WHAT THE EXERCISE ASKS. The lines to copy from the data below are those that hold the string "this".

────────────────────────────────────────

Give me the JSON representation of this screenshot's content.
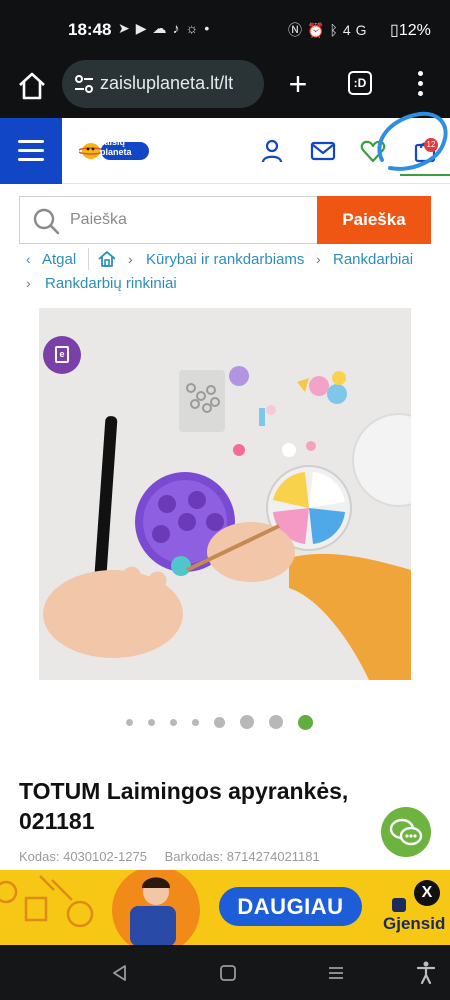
{
  "status_bar": {
    "time": "18:48",
    "left_icons": [
      "telegram-icon",
      "youtube-icon",
      "weather-icon",
      "tiktok-icon",
      "brightness-icon",
      "dot-icon"
    ],
    "right_icons": [
      "nfc-icon",
      "alarm-icon",
      "bluetooth-icon",
      "signal-4g-icon"
    ],
    "network_label": "4G",
    "battery": "12%"
  },
  "browser": {
    "url": "zaisluplaneta.lt/lt",
    "tabs_label": ":D"
  },
  "header": {
    "logo_text_1": "žaislų",
    "logo_text_2": "planeta",
    "cart_count": "12",
    "accent": "#1146c7"
  },
  "search": {
    "placeholder": "Paieška",
    "button_label": "Paieška",
    "button_color": "#ef5614"
  },
  "breadcrumb": {
    "back": "Atgal",
    "items": [
      "Kūrybai ir rankdarbiams",
      "Rankdarbiai",
      "Rankdarbių rinkiniai"
    ]
  },
  "product": {
    "title_line1": "TOTUM Laimingos apyrankės,",
    "title_line2": "021181",
    "code_text": "Kodas: 4030102-1275",
    "barcode_text": "Barkodas: 8714274021181",
    "badge_letter": "e"
  },
  "carousel": {
    "total": 8,
    "active_index": 7
  },
  "ad": {
    "cta": "DAUGIAU",
    "close": "X",
    "brand": "Gjensid"
  }
}
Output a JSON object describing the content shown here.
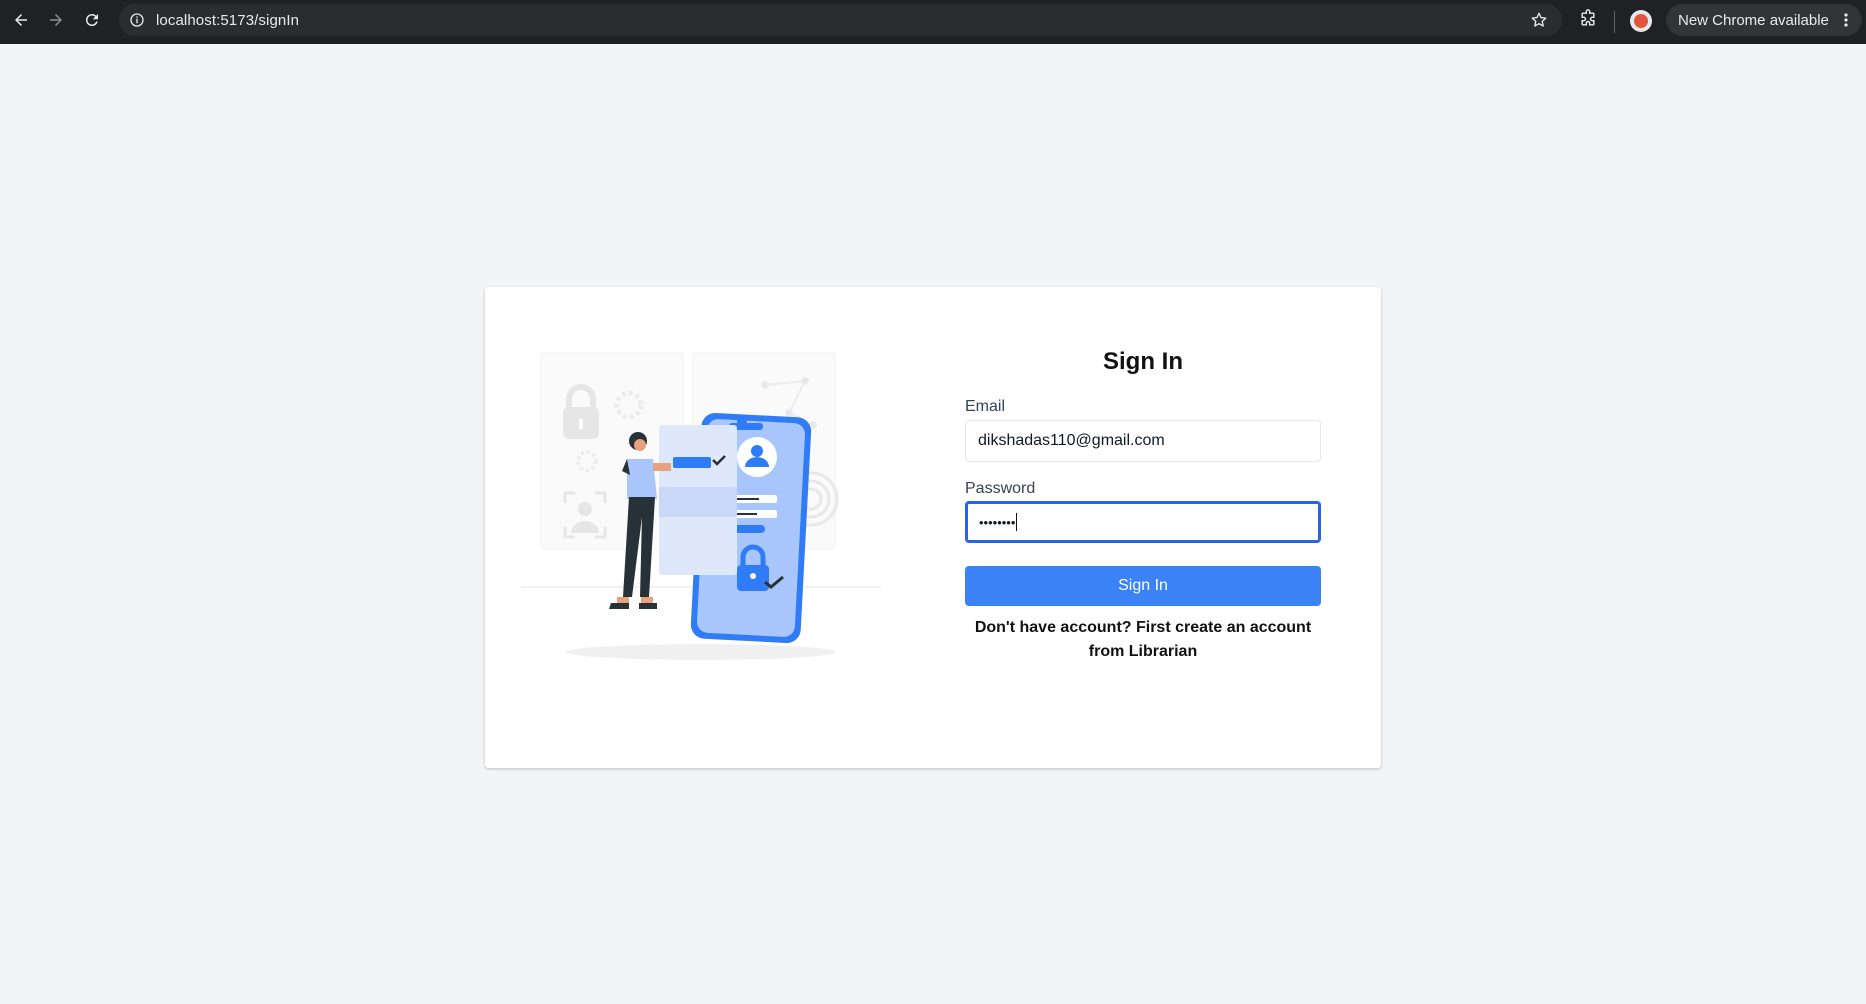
{
  "browser": {
    "url": "localhost:5173/signIn",
    "update_label": "New Chrome available",
    "icons": [
      "back-arrow-icon",
      "forward-arrow-icon",
      "reload-icon",
      "info-icon",
      "bookmark-star-icon",
      "extensions-icon",
      "profile-avatar-icon",
      "more-vert-icon"
    ]
  },
  "signin": {
    "title": "Sign In",
    "email_label": "Email",
    "email_value": "dikshadas110@gmail.com",
    "password_label": "Password",
    "password_masked": "••••••••",
    "submit_label": "Sign In",
    "note": "Don't have account? First create an account from Librarian"
  },
  "colors": {
    "accent": "#3b82f6",
    "focus_ring": "#2563eb",
    "page_bg": "#f3f4f6"
  }
}
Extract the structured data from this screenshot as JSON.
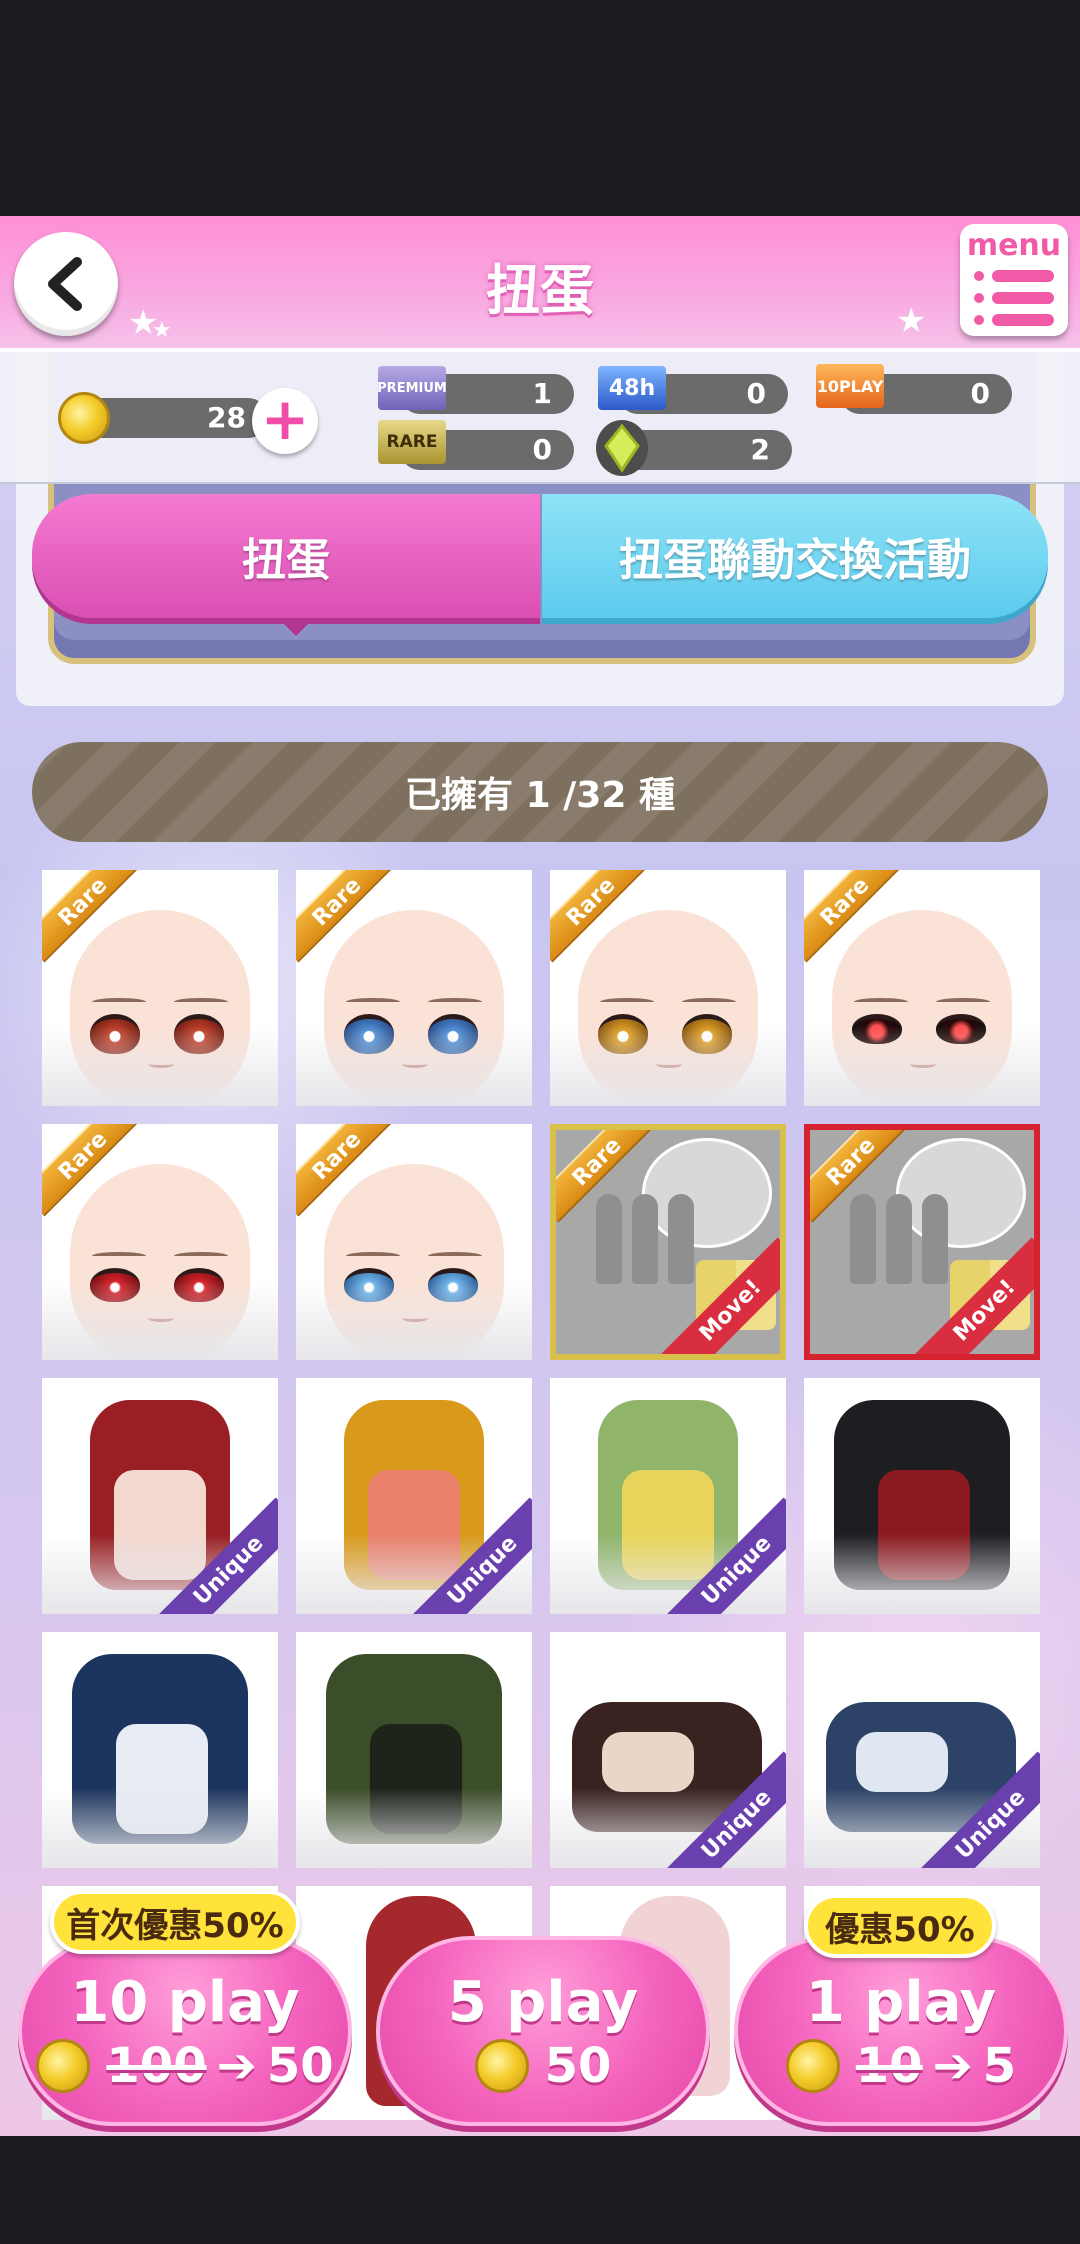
{
  "header": {
    "title": "扭蛋",
    "menu_label": "menu"
  },
  "currency": {
    "coins": "28",
    "premium_label": "PREMIUM",
    "premium_count": "1",
    "ticket48_label": "48h",
    "ticket48_count": "0",
    "play10_label": "10PLAY",
    "play10_count": "0",
    "rare_label": "RARE",
    "rare_count": "0",
    "gem_count": "2",
    "hidden_scale": [
      "0",
      "60",
      "80",
      "100"
    ]
  },
  "tabs": {
    "gacha": "扭蛋",
    "event": "扭蛋聯動交換活動"
  },
  "owned": "已擁有 1 /32 種",
  "tags": {
    "rare": "Rare",
    "unique": "Unique",
    "move": "Move!"
  },
  "buttons": [
    {
      "play": "10 play",
      "price_old": "100",
      "price_new": "50",
      "promo": "首次優惠50%"
    },
    {
      "play": "5 play",
      "price": "50"
    },
    {
      "play": "1 play",
      "price_old": "10",
      "price_new": "5",
      "promo": "優惠50%"
    }
  ],
  "colors": {
    "accent_pink": "#f463bd",
    "header_pink": "#ff8fd6",
    "tab_blue": "#5ccbee",
    "unique_purple": "#6a3fae",
    "move_red": "#d92d40"
  }
}
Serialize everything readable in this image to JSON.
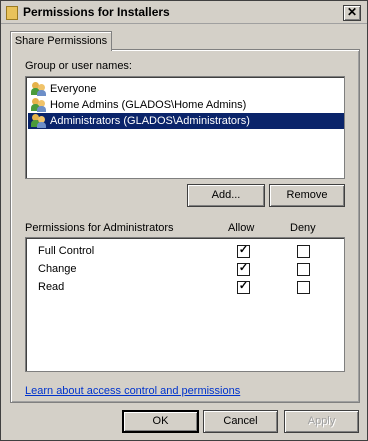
{
  "window": {
    "title": "Permissions for Installers"
  },
  "tabs": [
    {
      "label": "Share Permissions"
    }
  ],
  "users_section": {
    "label": "Group or user names:",
    "items": [
      {
        "label": "Everyone",
        "selected": false
      },
      {
        "label": "Home Admins (GLADOS\\Home Admins)",
        "selected": false
      },
      {
        "label": "Administrators (GLADOS\\Administrators)",
        "selected": true
      }
    ],
    "add_button": "Add...",
    "remove_button": "Remove"
  },
  "permissions_section": {
    "label": "Permissions for Administrators",
    "allow_header": "Allow",
    "deny_header": "Deny",
    "rows": [
      {
        "name": "Full Control",
        "allow": true,
        "deny": false
      },
      {
        "name": "Change",
        "allow": true,
        "deny": false
      },
      {
        "name": "Read",
        "allow": true,
        "deny": false
      }
    ]
  },
  "link": {
    "text": "Learn about access control and permissions"
  },
  "footer": {
    "ok": "OK",
    "cancel": "Cancel",
    "apply": "Apply"
  },
  "icons": {
    "close": "close-icon",
    "folder": "folder-icon",
    "user_group": "user-group-icon"
  },
  "colors": {
    "selection": "#0a246a",
    "link": "#0033cc",
    "face": "#d4d0c8"
  }
}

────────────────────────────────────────

ANSWER BOX.
Give me the JSON representation of this screenshot's content.
Extract the structured data from this screenshot as JSON.
Serialize everything readable in this image to JSON.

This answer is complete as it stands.